-- WHAT YOU ARE ASKED TO DO --
Scanning the listing below, tally every line where the string "label" shows up, then state the count alone.

-- INPUT RECORDS --

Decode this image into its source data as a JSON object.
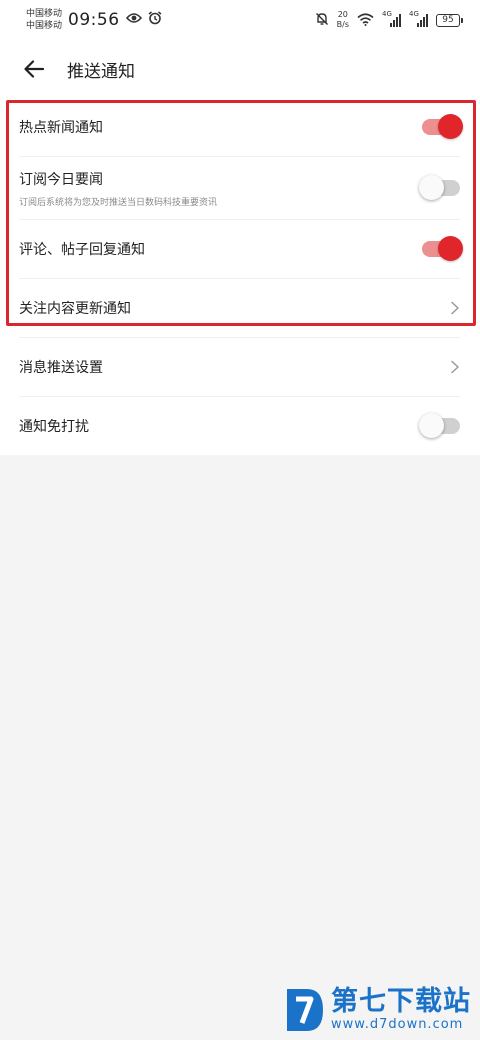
{
  "status_bar": {
    "carrier1": "中国移动",
    "carrier2": "中国移动",
    "time": "09:56",
    "net_speed_value": "20",
    "net_speed_unit": "B/s",
    "sim1_tag": "4G",
    "sim2_tag": "4G",
    "battery": "95"
  },
  "header": {
    "title": "推送通知"
  },
  "settings": {
    "hot_news": {
      "label": "热点新闻通知",
      "enabled": true
    },
    "daily_news": {
      "label": "订阅今日要闻",
      "subtitle": "订阅后系统将为您及时推送当日数码科技重要资讯",
      "enabled": false
    },
    "reply_notify": {
      "label": "评论、帖子回复通知",
      "enabled": true
    },
    "follow_update": {
      "label": "关注内容更新通知"
    },
    "push_settings": {
      "label": "消息推送设置"
    },
    "do_not_disturb": {
      "label": "通知免打扰",
      "enabled": false
    }
  },
  "colors": {
    "accent": "#e0262b",
    "track_on": "#eb8f90",
    "highlight": "#d9262f",
    "watermark": "#1a73c8"
  },
  "watermark": {
    "name": "第七下载站",
    "url": "www.d7down.com"
  }
}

-- ANSWER TO THE EXERCISE --
6